Contrary to what we may think, our meditation may not give us an absolutely clear perception of the spiritual truth we think we are seeking. The truth is that, at this level, the mind finds itself in the presence of mysteries too vast for human comprehension. While the mind says, “I can handle this,” the body must also transform to be able to withstand the Shabd.
Maharaj Jagat Singh explains this to us in Science of the Soul:
Our consciousness permeates the entire body, down to our toes. We have to draw it up again and bring it to the eye centre, and send it upward. It is then that the door is opened. But the drawing up of consciousness or shaking it loose from the material body is a slow and labourious process. It has been called the “way of the ant.”
All that is required is to persist with patience, hope, faith and love. Then success, he reminds us, will be ours.

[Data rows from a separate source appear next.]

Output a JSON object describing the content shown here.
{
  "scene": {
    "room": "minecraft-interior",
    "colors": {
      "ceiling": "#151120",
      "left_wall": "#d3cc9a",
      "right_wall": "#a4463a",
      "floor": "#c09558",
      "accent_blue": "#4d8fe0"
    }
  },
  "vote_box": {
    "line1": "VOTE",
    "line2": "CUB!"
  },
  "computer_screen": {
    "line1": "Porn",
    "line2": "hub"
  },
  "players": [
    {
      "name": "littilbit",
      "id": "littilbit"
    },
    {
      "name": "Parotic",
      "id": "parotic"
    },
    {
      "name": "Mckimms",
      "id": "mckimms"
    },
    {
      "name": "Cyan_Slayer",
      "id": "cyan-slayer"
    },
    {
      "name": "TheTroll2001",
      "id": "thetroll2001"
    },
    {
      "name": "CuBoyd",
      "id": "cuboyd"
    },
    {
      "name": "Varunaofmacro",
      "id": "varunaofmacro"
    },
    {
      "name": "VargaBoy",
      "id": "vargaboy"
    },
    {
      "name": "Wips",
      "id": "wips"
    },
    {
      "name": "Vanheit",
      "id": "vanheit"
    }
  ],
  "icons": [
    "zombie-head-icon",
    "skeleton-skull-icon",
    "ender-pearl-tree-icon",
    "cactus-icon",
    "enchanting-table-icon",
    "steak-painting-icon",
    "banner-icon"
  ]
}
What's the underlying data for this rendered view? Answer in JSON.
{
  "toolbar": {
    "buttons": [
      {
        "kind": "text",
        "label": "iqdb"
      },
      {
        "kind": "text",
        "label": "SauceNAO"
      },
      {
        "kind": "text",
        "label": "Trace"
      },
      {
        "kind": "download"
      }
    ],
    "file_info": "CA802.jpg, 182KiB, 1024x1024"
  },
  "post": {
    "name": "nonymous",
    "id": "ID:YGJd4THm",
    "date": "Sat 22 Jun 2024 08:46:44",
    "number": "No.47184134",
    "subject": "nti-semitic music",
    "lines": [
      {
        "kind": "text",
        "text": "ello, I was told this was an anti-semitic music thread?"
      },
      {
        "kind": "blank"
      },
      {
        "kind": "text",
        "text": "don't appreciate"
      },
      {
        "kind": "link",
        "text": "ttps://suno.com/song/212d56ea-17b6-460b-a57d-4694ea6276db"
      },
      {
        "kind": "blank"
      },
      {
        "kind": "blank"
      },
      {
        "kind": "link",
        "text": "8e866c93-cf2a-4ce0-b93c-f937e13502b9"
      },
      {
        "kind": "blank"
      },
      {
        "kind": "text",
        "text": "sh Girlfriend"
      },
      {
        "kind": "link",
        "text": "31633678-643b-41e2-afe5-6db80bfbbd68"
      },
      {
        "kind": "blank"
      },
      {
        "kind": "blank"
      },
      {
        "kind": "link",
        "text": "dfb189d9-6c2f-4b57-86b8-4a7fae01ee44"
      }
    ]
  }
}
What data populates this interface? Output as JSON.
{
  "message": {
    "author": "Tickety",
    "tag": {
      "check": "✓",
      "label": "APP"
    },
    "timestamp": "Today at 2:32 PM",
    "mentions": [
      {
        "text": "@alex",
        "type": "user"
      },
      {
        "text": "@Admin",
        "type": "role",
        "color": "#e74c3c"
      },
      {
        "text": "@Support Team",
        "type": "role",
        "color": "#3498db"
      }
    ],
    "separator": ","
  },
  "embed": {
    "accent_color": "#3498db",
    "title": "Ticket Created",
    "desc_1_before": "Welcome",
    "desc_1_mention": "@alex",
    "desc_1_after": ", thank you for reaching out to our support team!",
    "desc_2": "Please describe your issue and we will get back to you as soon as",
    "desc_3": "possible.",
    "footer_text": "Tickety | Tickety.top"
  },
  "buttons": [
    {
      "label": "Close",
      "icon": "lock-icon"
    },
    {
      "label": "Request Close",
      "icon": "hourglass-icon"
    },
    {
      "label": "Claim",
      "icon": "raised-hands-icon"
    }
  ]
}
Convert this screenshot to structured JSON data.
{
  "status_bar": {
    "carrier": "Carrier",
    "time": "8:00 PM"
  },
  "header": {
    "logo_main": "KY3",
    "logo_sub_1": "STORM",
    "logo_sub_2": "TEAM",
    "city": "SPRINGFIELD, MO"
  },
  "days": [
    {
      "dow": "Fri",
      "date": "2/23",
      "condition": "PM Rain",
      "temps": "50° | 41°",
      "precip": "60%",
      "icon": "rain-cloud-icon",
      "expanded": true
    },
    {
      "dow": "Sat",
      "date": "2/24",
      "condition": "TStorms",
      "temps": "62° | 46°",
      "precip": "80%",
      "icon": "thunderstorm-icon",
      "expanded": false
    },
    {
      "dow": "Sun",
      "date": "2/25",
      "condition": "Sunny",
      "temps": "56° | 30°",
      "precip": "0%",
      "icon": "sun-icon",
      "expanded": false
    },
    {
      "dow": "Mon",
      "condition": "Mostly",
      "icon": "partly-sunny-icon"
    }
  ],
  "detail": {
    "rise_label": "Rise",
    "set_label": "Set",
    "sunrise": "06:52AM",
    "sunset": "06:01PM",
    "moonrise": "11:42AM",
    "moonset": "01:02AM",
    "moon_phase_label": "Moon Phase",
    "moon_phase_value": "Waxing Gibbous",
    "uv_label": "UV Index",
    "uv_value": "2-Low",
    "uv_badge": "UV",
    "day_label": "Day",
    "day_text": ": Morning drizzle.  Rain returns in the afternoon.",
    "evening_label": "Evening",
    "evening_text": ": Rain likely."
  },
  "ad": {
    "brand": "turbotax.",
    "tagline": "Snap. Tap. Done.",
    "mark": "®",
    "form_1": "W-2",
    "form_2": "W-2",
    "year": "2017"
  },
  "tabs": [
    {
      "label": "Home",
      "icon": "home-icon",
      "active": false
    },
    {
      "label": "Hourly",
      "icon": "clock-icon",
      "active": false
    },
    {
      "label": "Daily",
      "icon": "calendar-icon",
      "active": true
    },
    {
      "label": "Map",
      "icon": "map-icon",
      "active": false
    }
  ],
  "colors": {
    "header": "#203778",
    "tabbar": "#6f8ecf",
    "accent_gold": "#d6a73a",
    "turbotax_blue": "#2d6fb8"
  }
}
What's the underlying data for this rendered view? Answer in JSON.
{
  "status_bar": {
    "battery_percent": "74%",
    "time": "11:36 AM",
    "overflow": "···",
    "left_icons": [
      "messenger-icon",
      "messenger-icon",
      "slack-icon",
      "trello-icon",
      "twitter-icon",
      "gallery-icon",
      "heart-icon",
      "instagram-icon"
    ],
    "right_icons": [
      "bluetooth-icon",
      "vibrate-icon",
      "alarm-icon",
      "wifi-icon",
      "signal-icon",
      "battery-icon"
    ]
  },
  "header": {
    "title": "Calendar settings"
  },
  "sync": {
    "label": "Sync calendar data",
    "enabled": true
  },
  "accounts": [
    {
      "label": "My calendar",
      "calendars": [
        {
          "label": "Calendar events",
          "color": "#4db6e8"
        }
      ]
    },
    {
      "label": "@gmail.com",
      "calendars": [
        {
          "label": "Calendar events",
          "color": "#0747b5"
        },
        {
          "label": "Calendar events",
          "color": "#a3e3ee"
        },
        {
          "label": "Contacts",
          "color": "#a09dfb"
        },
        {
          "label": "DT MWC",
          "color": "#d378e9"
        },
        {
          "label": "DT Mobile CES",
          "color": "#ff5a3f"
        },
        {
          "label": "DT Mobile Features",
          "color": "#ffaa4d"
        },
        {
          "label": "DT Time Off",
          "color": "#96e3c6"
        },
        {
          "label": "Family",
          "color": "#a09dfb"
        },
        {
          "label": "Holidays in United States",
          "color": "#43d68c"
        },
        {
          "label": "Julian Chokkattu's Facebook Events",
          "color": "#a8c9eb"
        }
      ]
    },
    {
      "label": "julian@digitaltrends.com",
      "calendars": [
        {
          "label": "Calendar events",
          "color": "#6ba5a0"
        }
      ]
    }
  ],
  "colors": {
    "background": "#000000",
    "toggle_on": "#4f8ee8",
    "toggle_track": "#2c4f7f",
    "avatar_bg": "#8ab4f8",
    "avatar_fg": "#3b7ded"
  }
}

While we might think we are missing something in our meditation if there are no inner skyrockets and fireworks, actually, the result of our meditation finds its best expression in the very way we live our life. With meditation, we may find that positive qualities of being fully human begin to appear. We may be more focused, more kind, more loving, more content. We may eventually begin to prefer living in the atmosphere created by meditation.
This is what the Masters mean when they tell us that the entire purpose of our existence here on earth, is to become one with the Lord – to shape our lives so that everything we do points us toward self-and God-realization.
If, on the other hand, we see our meditation as separate from our daily life, we will soon understand that this is just a symptom of our still fractured nature that needs to be healed. More meditation, we are told in Living Meditation, is the only remedy for this fragmentation, this “cosmic fracture that has not only separated us from God and the Master, but has also torn apart our inner being.”
We have to build our whole life on the principles of seva, love, devotion, humility, and meditation. Maharaj Charan Singh says in Light on Saint Matthew:
The One who has created you is more anxious about you and takes much more care of you, is more concerned about you, than you are about yourself.… Have faith in the Father.
It is for us to find within ourselves the tenacity and endurance to follow the Master’s teachings to the end. We cannot hope to have love or devotion, peace or happiness, without a true and strong commitment to our meditation.
We get there on the pathway of grace that he is constantly putting before us; we get there because we have been pulled to something that is far geater than we are, and he has made us willing players in this plan.
We get there by the day-to-day decisions that we make to engage in the repetition of simran that will clear the way and dissipate our egos for the sake of our true self. The guiding spirit for this stupendous task is the Master. Tulsi Sahib says:
Listen, thou art constantly being called from the
There ever beckons thee the voice of thy Beloved.
It is not meeting with the Beloved that is arduous;
What is difficult, O Taqi, is that it is hard to behold him.
Without the grace of some realized guide, says Tulsi,
the path of salvation is distant.
Every morning, every day, each of us is invited to become aware that we are standing in the presence of God – in the presence of the inner Master. The invitation from him is his request that we meditate. We are not alone in this endeavour, for he is helping us in every way.
Our response to the Master’s invitation to us is to fulfil our promise to him. None of what our soul seeks will come without it. As the Masters say, separation from him is not in our destiny.